Martín Guzmán, who as Argentina’s minister of economy from 2019 to 2022 managed a sovereign debt crisis and the second-largest debt restructuring in history, was joined by SIPA Professor Joseph Stiglitz on March 29 to discuss the surge of global debt, especially across the Global South. They two economists proposed a set of solutions to address looming debt-trap issues in the global economy.
They emphasized the role of the International Monetary Fund (IMF) in improving debt sustainability analysis practices and revising interest rate policies to strengthen debt dynamics for economic and social development. This could help mitigate the Federal Reserve’s post-pandemic stance that poses substantial risks for emerging markets with high debts.
“The Federal Reserve had a very misguided policy,” Stiglitz said. “Keeping interest rates low for a long while and later raising them will obviously cause lots of problems everywhere.”
Stiglitz, who won the Nobel Prize in Economics in 2001, outlined three main effects of increases in interest rates—countries more in debt have to pay more interest, the dollar’s appreciation while debtors’ currencies depreciate, and a slowdown in the global economy. These effects disproportionately impact developing countries and increase their likelihood of debt distress.
“Finance is important,” he added, “but if you overborrow, then you lose more than you gain because part of avoiding a debt crisis is not borrowing too much. Governments need to focus more on raising domestic saving rates.”
The international financial architecture needs a multinational system for sovereign debt restructuring based on principles as those approved by the UN General Assembly in 2015.
— Martín Guzmán
Part of the problem is the complexity of the composition of private creditors, including a range of hedge funds, some of whom have conflicts of interest, or make money on defaults and are thus perversely incentivized to, as Stiglitz pointed out, “see the whole system fail.”
Argentina experienced this kind of debt crisis firsthand. According to Guzmán, “the dispute with the ‘vulture funds’ highlighted key deficiencies in the ‘no-system’ for sovereign debt crises resolution,” which led to stronger collective action clauses that “were tested for the first time in Argentina's 2020 debt restructuring”—which Guzmán, as minister of economy, oversaw.
He says that such safeguards “help but are not enough to provide appropriate conditions for effective restructuring processes for the restoration of debt sustainability,” adding that “the international financial architecture needs a multinational system for sovereign debt restructuring based on principles as those approved by the UN General Assembly in 2015.”

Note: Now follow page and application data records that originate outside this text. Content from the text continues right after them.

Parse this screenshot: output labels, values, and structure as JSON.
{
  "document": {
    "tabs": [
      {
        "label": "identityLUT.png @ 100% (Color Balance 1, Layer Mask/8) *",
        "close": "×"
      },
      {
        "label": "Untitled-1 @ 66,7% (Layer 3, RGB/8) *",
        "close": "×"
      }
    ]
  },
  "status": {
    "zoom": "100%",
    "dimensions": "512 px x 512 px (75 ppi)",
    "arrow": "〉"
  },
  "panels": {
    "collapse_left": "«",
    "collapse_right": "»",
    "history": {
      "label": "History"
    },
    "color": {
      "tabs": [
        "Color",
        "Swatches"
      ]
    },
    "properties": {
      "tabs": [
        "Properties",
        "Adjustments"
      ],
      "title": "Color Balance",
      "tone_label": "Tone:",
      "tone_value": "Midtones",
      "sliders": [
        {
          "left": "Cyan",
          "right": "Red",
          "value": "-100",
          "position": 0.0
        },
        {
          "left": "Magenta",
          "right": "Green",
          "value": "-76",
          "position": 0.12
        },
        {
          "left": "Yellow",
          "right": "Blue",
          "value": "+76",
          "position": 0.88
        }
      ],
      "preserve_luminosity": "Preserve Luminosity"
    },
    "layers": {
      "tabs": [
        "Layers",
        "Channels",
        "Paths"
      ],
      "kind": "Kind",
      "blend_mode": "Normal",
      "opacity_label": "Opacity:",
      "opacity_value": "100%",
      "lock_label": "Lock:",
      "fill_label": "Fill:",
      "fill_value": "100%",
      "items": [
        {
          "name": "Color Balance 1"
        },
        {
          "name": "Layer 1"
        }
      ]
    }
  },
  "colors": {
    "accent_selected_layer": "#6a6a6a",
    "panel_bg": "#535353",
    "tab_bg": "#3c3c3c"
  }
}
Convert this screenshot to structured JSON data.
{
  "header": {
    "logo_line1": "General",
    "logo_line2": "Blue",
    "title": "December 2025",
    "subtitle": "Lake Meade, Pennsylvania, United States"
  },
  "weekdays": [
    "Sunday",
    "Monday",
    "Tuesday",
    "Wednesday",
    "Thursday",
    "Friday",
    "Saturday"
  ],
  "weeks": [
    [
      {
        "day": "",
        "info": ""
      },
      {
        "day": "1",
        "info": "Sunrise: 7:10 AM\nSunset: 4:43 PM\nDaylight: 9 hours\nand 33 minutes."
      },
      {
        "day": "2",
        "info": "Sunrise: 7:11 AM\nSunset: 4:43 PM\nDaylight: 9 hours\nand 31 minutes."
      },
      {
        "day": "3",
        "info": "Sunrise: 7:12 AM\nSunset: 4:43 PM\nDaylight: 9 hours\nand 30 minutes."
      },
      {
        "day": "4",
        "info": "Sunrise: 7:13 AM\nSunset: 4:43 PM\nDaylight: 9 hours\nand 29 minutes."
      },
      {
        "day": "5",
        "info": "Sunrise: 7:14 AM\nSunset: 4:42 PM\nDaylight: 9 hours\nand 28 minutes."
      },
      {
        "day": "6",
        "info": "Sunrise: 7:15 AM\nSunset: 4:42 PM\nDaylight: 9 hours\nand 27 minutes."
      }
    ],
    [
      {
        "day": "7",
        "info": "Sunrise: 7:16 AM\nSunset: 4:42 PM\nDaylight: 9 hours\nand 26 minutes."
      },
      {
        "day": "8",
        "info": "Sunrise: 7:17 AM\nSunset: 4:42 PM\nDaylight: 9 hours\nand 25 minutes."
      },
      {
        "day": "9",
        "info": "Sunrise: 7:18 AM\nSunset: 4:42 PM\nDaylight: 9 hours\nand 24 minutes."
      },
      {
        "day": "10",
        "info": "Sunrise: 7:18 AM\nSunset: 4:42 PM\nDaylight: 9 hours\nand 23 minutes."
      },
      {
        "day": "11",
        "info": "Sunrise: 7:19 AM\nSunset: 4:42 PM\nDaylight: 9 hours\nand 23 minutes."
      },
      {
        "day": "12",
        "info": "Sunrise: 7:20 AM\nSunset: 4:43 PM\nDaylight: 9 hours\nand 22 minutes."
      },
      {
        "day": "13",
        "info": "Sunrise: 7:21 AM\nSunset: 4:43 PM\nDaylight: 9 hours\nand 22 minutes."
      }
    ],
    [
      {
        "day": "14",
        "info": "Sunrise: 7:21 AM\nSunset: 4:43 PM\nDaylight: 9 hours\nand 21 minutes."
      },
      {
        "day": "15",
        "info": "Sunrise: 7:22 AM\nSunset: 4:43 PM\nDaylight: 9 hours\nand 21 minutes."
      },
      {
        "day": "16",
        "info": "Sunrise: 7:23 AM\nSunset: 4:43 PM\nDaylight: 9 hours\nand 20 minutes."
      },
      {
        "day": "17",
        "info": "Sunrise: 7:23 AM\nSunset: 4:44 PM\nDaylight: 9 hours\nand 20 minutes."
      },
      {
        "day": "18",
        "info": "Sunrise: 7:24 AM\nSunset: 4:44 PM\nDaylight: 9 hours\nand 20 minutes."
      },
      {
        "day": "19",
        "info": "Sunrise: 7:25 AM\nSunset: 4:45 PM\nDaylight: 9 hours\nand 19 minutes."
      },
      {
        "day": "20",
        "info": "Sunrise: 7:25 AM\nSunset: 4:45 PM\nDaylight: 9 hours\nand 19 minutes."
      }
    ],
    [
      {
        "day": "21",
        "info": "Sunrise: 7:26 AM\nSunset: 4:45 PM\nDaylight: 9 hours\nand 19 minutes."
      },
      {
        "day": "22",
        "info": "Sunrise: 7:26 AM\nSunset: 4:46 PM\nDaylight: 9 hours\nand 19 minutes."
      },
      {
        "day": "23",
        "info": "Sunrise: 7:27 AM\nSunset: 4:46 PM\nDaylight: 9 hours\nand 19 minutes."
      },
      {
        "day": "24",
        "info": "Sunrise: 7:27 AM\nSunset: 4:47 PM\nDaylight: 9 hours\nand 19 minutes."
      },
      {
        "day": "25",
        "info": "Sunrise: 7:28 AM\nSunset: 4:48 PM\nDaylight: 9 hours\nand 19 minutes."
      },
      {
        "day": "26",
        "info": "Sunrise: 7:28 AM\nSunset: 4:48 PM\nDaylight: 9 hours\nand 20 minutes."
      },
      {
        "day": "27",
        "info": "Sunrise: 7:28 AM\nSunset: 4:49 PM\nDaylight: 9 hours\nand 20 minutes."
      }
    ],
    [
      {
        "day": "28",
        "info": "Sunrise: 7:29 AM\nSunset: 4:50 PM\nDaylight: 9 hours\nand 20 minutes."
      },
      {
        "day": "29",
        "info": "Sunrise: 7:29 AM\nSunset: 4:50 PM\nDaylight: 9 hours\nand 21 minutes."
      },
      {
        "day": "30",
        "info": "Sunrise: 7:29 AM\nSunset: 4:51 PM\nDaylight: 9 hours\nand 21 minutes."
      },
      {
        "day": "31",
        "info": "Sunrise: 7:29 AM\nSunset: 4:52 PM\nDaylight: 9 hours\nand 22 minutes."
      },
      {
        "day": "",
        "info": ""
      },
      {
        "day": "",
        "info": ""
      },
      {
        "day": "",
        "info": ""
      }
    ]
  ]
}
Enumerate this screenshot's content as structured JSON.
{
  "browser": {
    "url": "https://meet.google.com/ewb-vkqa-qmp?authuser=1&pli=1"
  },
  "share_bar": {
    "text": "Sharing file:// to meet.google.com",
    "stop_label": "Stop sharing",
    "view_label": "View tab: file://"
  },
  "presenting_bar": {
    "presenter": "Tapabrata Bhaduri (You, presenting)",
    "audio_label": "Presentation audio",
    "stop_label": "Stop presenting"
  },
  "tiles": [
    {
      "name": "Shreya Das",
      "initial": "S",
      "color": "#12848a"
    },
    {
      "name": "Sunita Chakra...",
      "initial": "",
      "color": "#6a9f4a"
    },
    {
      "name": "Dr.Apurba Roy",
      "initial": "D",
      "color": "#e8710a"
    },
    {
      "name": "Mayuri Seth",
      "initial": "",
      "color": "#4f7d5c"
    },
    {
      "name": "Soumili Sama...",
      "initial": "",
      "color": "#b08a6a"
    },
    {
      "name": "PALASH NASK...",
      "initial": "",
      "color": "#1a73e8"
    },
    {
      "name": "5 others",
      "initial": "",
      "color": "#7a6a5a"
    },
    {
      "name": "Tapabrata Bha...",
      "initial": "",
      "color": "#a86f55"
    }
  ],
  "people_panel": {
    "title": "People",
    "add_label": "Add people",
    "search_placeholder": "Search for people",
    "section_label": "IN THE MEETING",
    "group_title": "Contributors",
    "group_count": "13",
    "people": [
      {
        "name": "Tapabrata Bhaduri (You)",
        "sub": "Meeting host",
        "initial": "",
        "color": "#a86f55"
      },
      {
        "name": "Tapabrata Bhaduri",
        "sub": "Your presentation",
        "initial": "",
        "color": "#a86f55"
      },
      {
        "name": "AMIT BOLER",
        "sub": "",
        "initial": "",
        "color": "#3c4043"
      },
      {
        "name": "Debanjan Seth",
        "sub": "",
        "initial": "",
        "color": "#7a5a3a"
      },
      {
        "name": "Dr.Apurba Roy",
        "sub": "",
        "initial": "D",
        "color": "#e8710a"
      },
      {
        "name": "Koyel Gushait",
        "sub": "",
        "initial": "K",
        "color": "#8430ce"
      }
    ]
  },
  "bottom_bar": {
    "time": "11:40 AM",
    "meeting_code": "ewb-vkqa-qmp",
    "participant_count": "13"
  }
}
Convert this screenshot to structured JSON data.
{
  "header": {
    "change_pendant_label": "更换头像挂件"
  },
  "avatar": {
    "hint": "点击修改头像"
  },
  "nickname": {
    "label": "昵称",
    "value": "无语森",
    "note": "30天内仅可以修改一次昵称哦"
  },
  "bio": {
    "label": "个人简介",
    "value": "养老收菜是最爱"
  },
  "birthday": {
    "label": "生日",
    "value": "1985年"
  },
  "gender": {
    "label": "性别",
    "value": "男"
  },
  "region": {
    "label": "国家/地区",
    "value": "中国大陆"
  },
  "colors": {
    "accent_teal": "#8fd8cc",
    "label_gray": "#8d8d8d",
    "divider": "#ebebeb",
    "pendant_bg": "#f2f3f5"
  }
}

Other contributing factors to the global debt distress are the COVID-19 pandemic, the Russian invasion of Ukraine, and climate change, which has also been posing a disproportional threat for many countries already being impacted by debt distress.
This trifecta of threats has large impacts on the global financial system. As lenders and borrowers do a debt sustainability analysis, it is framed around the probability a country can repay it and often fails to take into account climate shocks such as cyclones or droughts that could negatively impact this repayment schedule.
“When you do debt sustainability analysis,” said Stiglitz, “it’s framed with a high probability that you’ll be able to repay. But [that] has to take into account that you won’t have big negative shocks, like cyclones and floods. That’s changing rapidly, and debt sustainability analysis hasn’t adapted to take that into account.”
Guzmán, who is also SIPA’s William S. Beinecke Visiting Professor of Public Policy, emphasized the need to move toward a system where carbon emissions are penalized. He added that this might “put tight constraints in countries that are developing slower” which could contribute to the creation of more global inequalities.